Eternal Water by Wucius Wong

13 September 2017 - 6:02pm

Distinguished octogenarian artist Wucius Wong will stage his solo exhibition in nearly a decade at Sotheby’s S|2 gallery from Oct 18-30 in Hong Kong.

The gallery will showcase Eternal Water, a selling exhibition of over 30 works by the critically-acclaimed Hong Kong painter. 

He is recognised as a trail-blazing modernist of ink painting in Hong Kong, and is also revered for his masterful synthesis of traditional Chinese aesthetics with western culture and contemporary design. 

Spanning six decades of his career, the exhibition depicts water in its varying forms, all with lyrical, philosophical undertones, and a style which encapsulates landscape and geometric motifs. All works are arranged thematically by the artist and attributed to the qualities of water: movement, tranquillity, confluence, diversion and transformation.

Together, the exhibition provides a retrospective of artistic exploration and a metaphorical portrait of the artist’s cultural identity, tracing the fluidity of influence and innovation in painting philosophies.

 

Water – constantly seeking lower levels,

actually representing the highest virtue –

has no definite shape and can morph into many different forms,

to become springs and falls, pools and lakes,

streams and rivers, seas and oceans. - Wucius Wong

 

Sotheby’s Hong Kong contemporary ink art department head Katherine Don says, “Contemporary ink art is a category seen through the lens of artists inspired by or trained in ink painting, a medium that originated in China thousands of years ago and is distinguished for its use of ink, brush and calligraphic principle.

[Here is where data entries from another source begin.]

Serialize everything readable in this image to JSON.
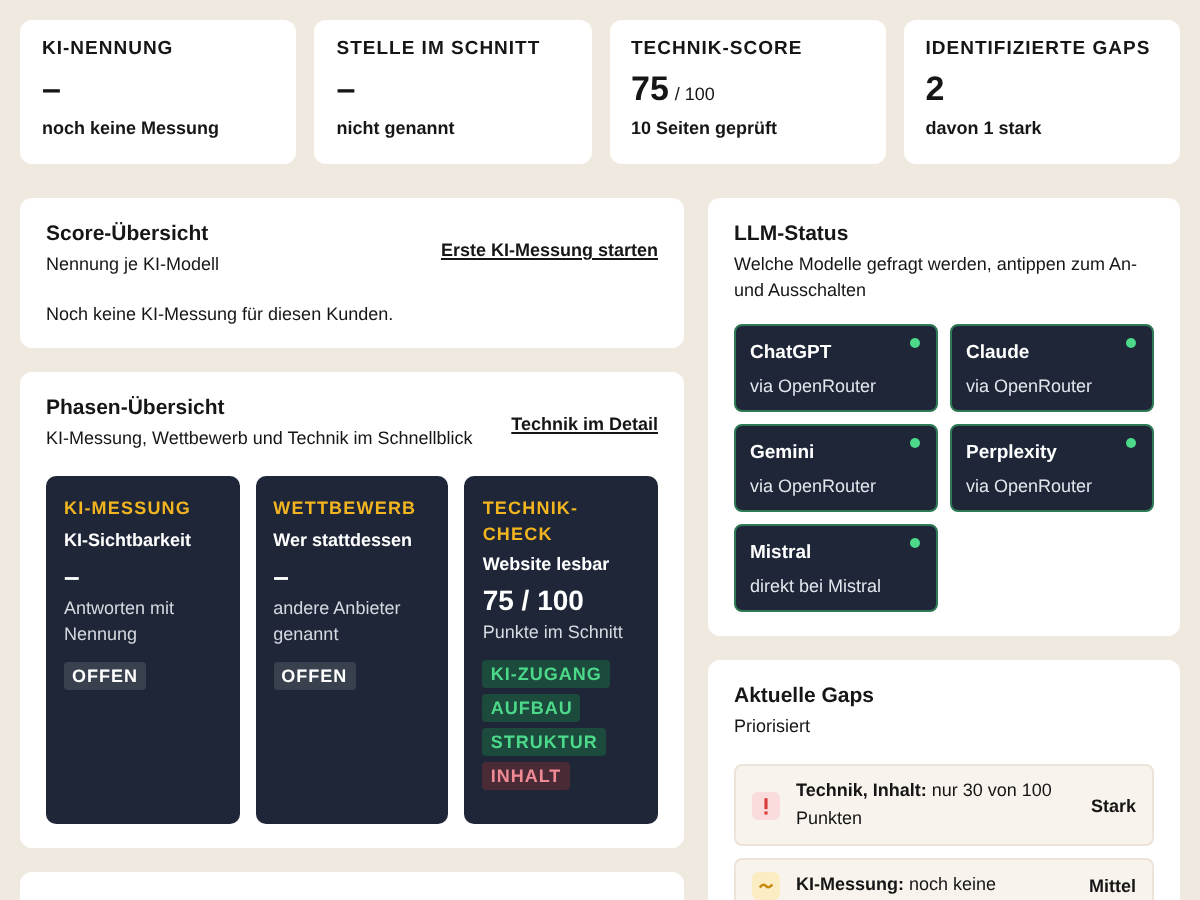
{
  "stats": [
    {
      "label": "KI-NENNUNG",
      "value": "–",
      "note": "noch keine Messung"
    },
    {
      "label": "STELLE IM SCHNITT",
      "value": "–",
      "note": "nicht genannt"
    },
    {
      "label": "TECHNIK-SCORE",
      "value": "75",
      "unit": "/ 100",
      "note": "10 Seiten geprüft"
    },
    {
      "label": "IDENTIFIZIERTE GAPS",
      "value": "2",
      "note": "davon 1 stark"
    }
  ],
  "score_overview": {
    "title": "Score-Übersicht",
    "subtitle": "Nennung je KI-Modell",
    "link": "Erste KI-Messung starten",
    "empty_text": "Noch keine KI-Messung für diesen Kunden."
  },
  "phases": {
    "title": "Phasen-Übersicht",
    "subtitle": "KI-Messung, Wettbewerb und Technik im Schnellblick",
    "link": "Technik im Detail",
    "cards": [
      {
        "heading": "KI-MESSUNG",
        "subtitle": "KI-Sichtbarkeit",
        "value": "–",
        "description": "Antworten mit Nennung",
        "badges": [
          {
            "label": "OFFEN",
            "kind": "neutral"
          }
        ]
      },
      {
        "heading": "WETTBEWERB",
        "subtitle": "Wer stattdessen",
        "value": "–",
        "description": "andere Anbieter genannt",
        "badges": [
          {
            "label": "OFFEN",
            "kind": "neutral"
          }
        ]
      },
      {
        "heading": "TECHNIK-CHECK",
        "subtitle": "Website lesbar",
        "value": "75 / 100",
        "description": "Punkte im Schnitt",
        "badges": [
          {
            "label": "KI-ZUGANG",
            "kind": "good"
          },
          {
            "label": "AUFBAU",
            "kind": "good"
          },
          {
            "label": "STRUKTUR",
            "kind": "good"
          },
          {
            "label": "INHALT",
            "kind": "bad"
          }
        ]
      }
    ]
  },
  "llm_status": {
    "title": "LLM-Status",
    "subtitle": "Welche Modelle gefragt werden, antippen zum An- und Ausschalten",
    "models": [
      {
        "name": "ChatGPT",
        "provider": "via OpenRouter",
        "on": true
      },
      {
        "name": "Claude",
        "provider": "via OpenRouter",
        "on": true
      },
      {
        "name": "Gemini",
        "provider": "via OpenRouter",
        "on": true
      },
      {
        "name": "Perplexity",
        "provider": "via OpenRouter",
        "on": true
      },
      {
        "name": "Mistral",
        "provider": "direkt bei Mistral",
        "on": true
      }
    ]
  },
  "gaps": {
    "title": "Aktuelle Gaps",
    "subtitle": "Priorisiert",
    "items": [
      {
        "kind": "high",
        "text": "**Technik, Inhalt:** nur 30 von 100 Punkten",
        "severity": "Stark"
      },
      {
        "kind": "medium",
        "text": "**KI-Messung:** noch keine",
        "severity": "Mittel"
      }
    ]
  }
}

For centuries, artists have departed from the bonds of tradition, pushed the boundaries of interpretation, and consistently rejuvenated a venerated art form. Wucius Wong is an outspoken leader of this charge."

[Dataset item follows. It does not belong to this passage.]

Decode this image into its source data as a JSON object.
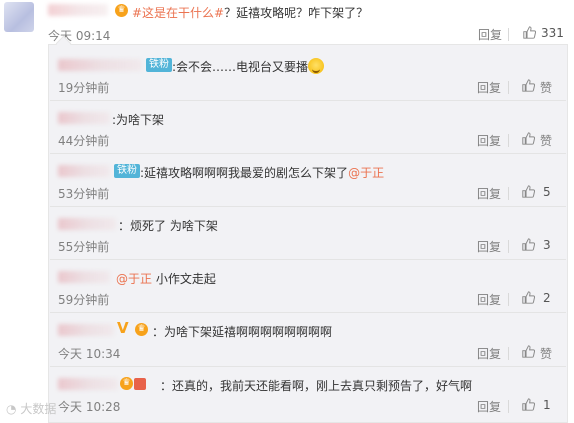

Earlier this year in May, Wong received the Lifetime Achievement award from the Hong Kong Arts and Development Council.

Born in 1936 in Humen, Guangdong, Wong was raised and educated in Hong Kong. He studied traditional ink painting with Lui Shou Kwan and received a BFA and MFA in art and design from the Maryland Institute of Art in Baltimore.

Throughout his time abroad, he was exposed to the works of Itten, Klee, Kandinsky and Albers, which catalysed a departure from the Chinese tradition, propelling him towards an arrival at geometric landscapes and ink paintings in pure abstraction.

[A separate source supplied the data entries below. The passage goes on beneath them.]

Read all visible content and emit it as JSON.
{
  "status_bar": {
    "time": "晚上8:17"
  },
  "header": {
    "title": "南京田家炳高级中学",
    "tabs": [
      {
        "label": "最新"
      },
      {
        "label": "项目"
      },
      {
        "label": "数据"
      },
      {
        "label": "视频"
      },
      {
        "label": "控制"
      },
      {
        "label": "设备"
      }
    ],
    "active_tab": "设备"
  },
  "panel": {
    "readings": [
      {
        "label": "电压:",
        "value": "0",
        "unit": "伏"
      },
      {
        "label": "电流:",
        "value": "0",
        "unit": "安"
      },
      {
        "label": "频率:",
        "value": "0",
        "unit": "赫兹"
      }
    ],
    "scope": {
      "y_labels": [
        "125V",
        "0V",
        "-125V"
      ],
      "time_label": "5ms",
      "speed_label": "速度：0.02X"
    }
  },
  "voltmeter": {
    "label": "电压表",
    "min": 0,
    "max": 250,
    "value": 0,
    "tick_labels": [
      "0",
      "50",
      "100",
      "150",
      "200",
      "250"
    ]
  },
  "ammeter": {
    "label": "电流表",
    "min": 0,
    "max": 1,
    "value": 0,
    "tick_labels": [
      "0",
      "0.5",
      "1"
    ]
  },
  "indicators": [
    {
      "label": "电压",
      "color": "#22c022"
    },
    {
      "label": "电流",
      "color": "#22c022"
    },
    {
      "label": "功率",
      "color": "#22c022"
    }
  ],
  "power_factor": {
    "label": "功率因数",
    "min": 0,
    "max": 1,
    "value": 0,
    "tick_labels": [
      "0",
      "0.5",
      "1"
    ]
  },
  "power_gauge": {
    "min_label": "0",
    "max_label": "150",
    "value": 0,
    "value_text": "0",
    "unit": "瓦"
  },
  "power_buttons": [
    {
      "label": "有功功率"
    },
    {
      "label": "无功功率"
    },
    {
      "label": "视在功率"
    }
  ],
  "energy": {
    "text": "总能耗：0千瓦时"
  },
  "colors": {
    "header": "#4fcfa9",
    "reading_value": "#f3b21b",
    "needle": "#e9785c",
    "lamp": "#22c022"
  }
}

He continued to create landscapes that capture the monumental grandeur of Song dynasty paintings and emphasise the lighting techniques found in Western oil paintings. Wong’s works are part of prominent international collections, including the Hong Kong Museum of Art, Shanghai Art Museum, British Museum, University of Oxford’s Ashmolean Museum of Art and Archaeology, Boston Museum of Fine Arts, Minneapolis Institute of Arts, The Art Institute of Chicago, Cleveland Museum of Art, Harvard University’s Arthur M. Sackler Museum, San Francisco Asian Art Museum, Berlin Museum of Asian Art, and the National Gallery of Victoria in Melbourne.

Known for his influential contribution to art, he is the recipient of many important honours; Wong was awarded the Emeritus Fellowship by the Hong Kong Arts Development Council in 1998, received the Bronze Bauhinia Star Medal for achievement in ink painting in 2007 from the HKSAR Government, was an Asia Society Art Gala Honoree in 2015, and most recently achieved the Lifetime Achievement Award in the Visual Arts from the Hong Kong Arts Development Council in 2017.

Today, Wong is an adjunct professor of the Fine Arts Department at the Chinese University of Hong Kong, an executive member of the Chinese Painting Institute in Beijing and an honorary museum expert advisor to the Leisure and Culture Department of the Hong Kong Government.

On Oct 21 at 2pm and 3pm, there will be a discussion with the artist in English and Chinese with Katherine Don and Josh Yiu, art museum director of the Chinese University of Hong Kong.